That is the sense in which the term human dignity entails a capacity for an individual person to be morally responsible.
Why would that be the case? You have not been forthright, but based on your comment about the fungibility of dignity, it seems like some version of the Hobbesian notion of dignity as worth, and worth determined by the judgment of others of your value to them. Further,a person cannot be said to have any worth until they become moral agents, responsible for what they do, because until someone is capable of acting responsibly he is of no worth to me or others.
… a rational standard by which some actions are deemed to right while other actions are held to be wrong.
What is that rational standard? How does it relate to normative and natural properties?
What it is precisely that I object most strenuously to is the implicit moral egalitarianism entailed in the claim of equal, universal human dignity as that term is utilized in the orthodox Human Rights discourse that is played out in the West today.
It is not moral egalitarianism based on your notion of moral agents. It is, rather, the claim that egalitarianism is moral, that is, good. It is a standard that can be defended both on rational and natural grounds, that it has worth in so far as it confers benefit to both individuals and society, and that it is natural because we are by nature social beings.
… a [normative] property that cannot be reduced to, identified with or analysed in terms of natural properties.
To claim that for Kant what is normative cannot be reduced to, identified with or analysed in terms of natural properties betrays a lack of understanding of what he sees as the relationship between the understanding and the laws of nature.
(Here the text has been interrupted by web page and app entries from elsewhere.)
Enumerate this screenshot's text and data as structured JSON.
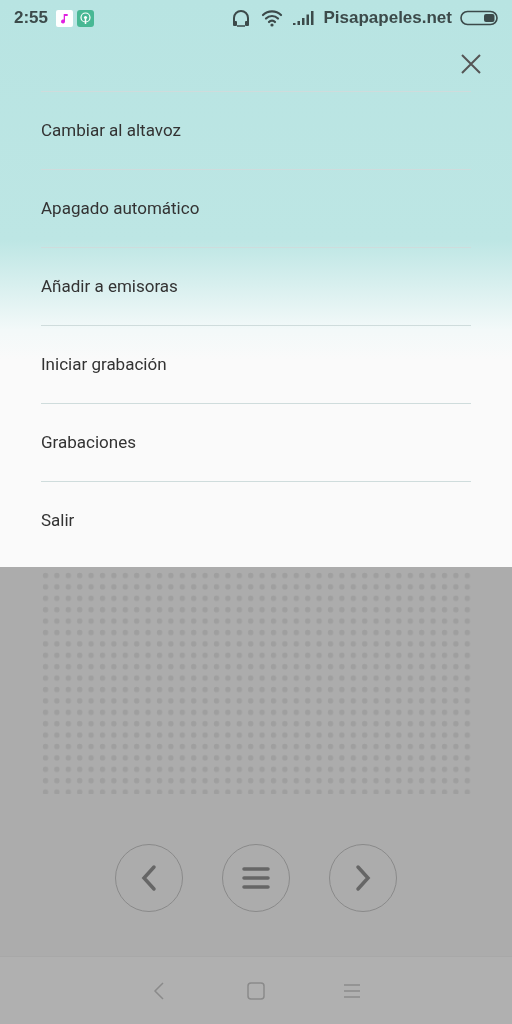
{
  "status_bar": {
    "time": "2:55",
    "carrier": "Pisapapeles.net"
  },
  "menu": {
    "items": [
      {
        "label": "Cambiar al altavoz"
      },
      {
        "label": "Apagado automático"
      },
      {
        "label": "Añadir a emisoras"
      },
      {
        "label": "Iniciar grabación"
      },
      {
        "label": "Grabaciones"
      },
      {
        "label": "Salir"
      }
    ]
  }
}
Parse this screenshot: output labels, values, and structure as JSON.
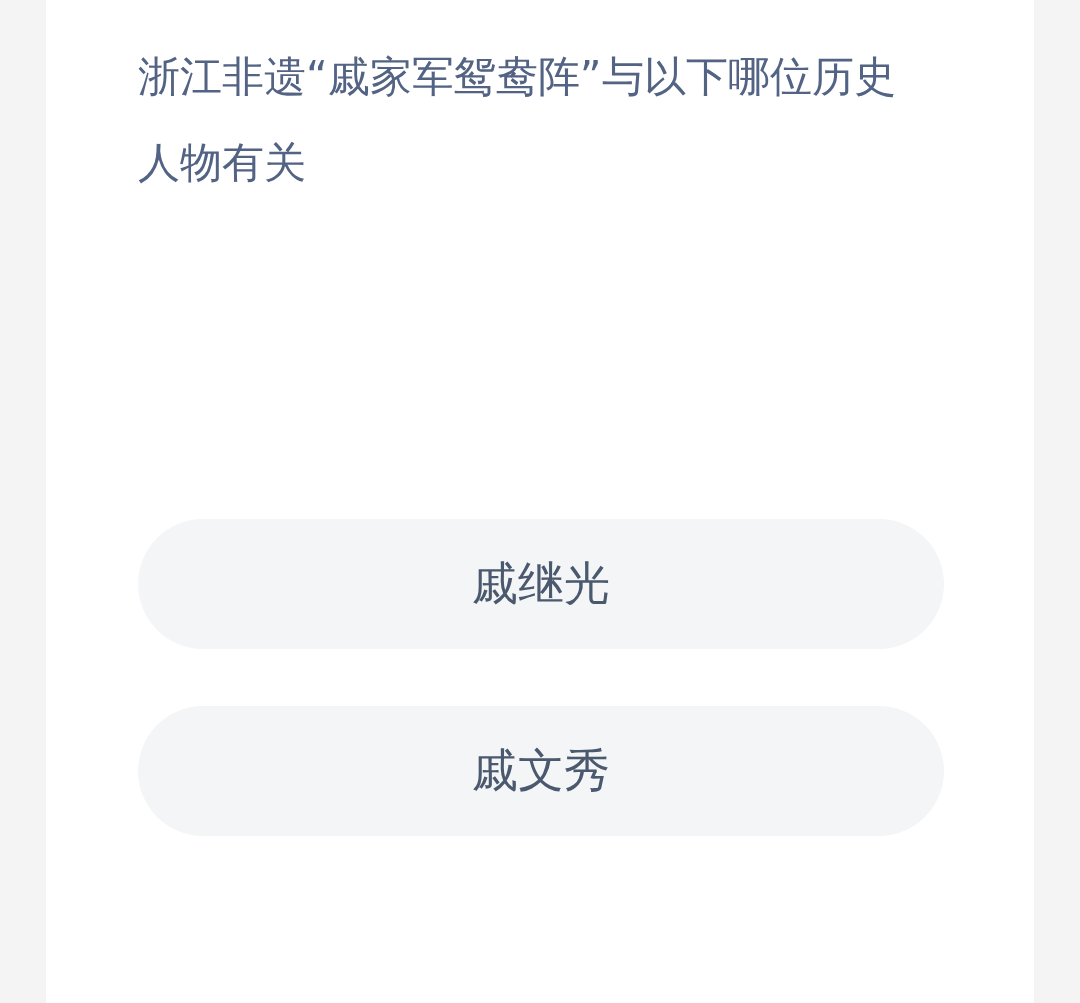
{
  "question": "浙江非遗“戚家军鸳鸯阵”与以下哪位历史人物有关",
  "options": [
    {
      "label": "戚继光"
    },
    {
      "label": "戚文秀"
    }
  ]
}
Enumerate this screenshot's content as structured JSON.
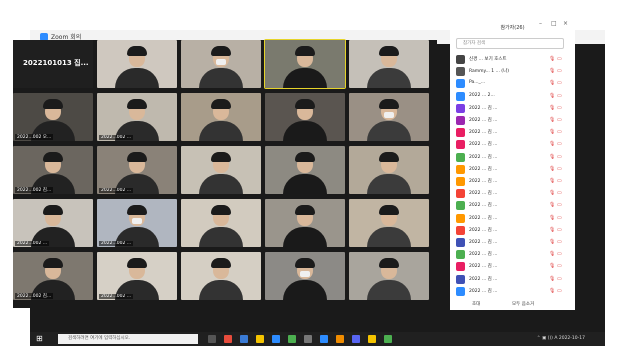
{
  "window": {
    "title": "Zoom 회의"
  },
  "meeting": {
    "title": "2022101013 집..."
  },
  "tiles": [
    {
      "name": "2022101013 집..."
    },
    {
      "name": ""
    },
    {
      "name": ""
    },
    {
      "name": ""
    },
    {
      "name": ""
    },
    {
      "name": "2022...002 오..."
    },
    {
      "name": "2022...002 ..."
    },
    {
      "name": ""
    },
    {
      "name": ""
    },
    {
      "name": ""
    },
    {
      "name": "2022...002 김..."
    },
    {
      "name": "2022...002 ..."
    },
    {
      "name": ""
    },
    {
      "name": ""
    },
    {
      "name": ""
    },
    {
      "name": "2022...002 ..."
    },
    {
      "name": "2022...002 ..."
    },
    {
      "name": ""
    },
    {
      "name": ""
    },
    {
      "name": ""
    },
    {
      "name": "2022...002 김..."
    },
    {
      "name": "2022...002 ..."
    },
    {
      "name": ""
    },
    {
      "name": ""
    },
    {
      "name": ""
    }
  ],
  "panel": {
    "title": "참가자(26)",
    "search_placeholder": "참가자 검색",
    "participants": [
      "신경 ... 보기 호스트",
      "Rammy... 1 ... (나)",
      "Pa..._...",
      "2022 ... 2...",
      "2022 ... 김 ...",
      "2022 ... 김 ...",
      "2022 ... 김 ...",
      "2022 ... 김 ...",
      "2022 ... 김 ...",
      "2022 ... 김 ...",
      "2022 ... 김 ...",
      "2022 ... 김 ...",
      "2022 ... 김 ...",
      "2022 ... 김 ...",
      "2022 ... 김 ...",
      "2022 ... 김 ...",
      "2022 ... 김 ...",
      "2022 ... 김 ...",
      "2022 ... 김 ...",
      "2022 ... 김 ..."
    ],
    "invite_label": "초대",
    "mute_all_label": "모두 음소거"
  },
  "taskbar": {
    "search_placeholder": "검색하려면 여기에 입력하십시오."
  }
}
Man, according to Kant, is the lawgiver of nature:
... we ourselves bring into the appearances that order and regularity that we call nature, and moreover we would not be able to find it there if we, or the nature of our mind, had not originally put it there ...The understanding is thus not merely a faculty for making rules through the comparison of the appearances: it is itself the legislation for nature, i.e., without understanding there would not be any nature at all” (CPR, A125–126).
You may not agree, but if you are going to disagree with him you must first understand what it is you think you are disagreeing with.
As I say, the egalitarian notion of human dignity that underpins all of our Human Rights declarations, conventions, covenants and international court statutes is philosophically speaking an intellectual descendant of Kant's notion of the term.
Even if that were true, most today do not accept Kantian morals. Every idea and every practice has its antecedents.
Kantian human dignity is a profoundly flawed ethical concept, and if you would like I will explain for you blow- by- blow why this is the case. All you need do is ask.
Not necessary. As I said, most today are not Kantians. Neither egalitarianism nor human dignity begins or ends with Kant.
If you request I do this, then you must be prepared to accept the consequences; namely, you will be confronted with a truth you will find rather distressing, the "bottom line" being is that Kantian (human) dignity is impossible to justify and in consequence the key foundation that undergirds the entire edifice of the whole vacuous (equal, universal) Human Rights discourse in the West is exposed as worthless and rotten.
How about you drop the vacuous hyperbole? It you have an argument against human dignity then you should be confident enough in it to allow it to carry its own weight.
… the "bottom line" being is that Kantian (human) dignity is impossible to justify ...
What assumptions underlie the idea that human dignity is something that requires justification? Perhaps you’ve got it backwards. Instead of starting with abstract rational concepts begin with considerations of man in his natural state as we find him rather than the fictional “state of nature”. Man is by nature a social animal that from a very early age displays care and empathy. From this perspective what is justified must be justified in terms of what is beneficial and unjustified what is harmful to us considered both individually and as a society. Care and consideration do not need justification, justification is based on it.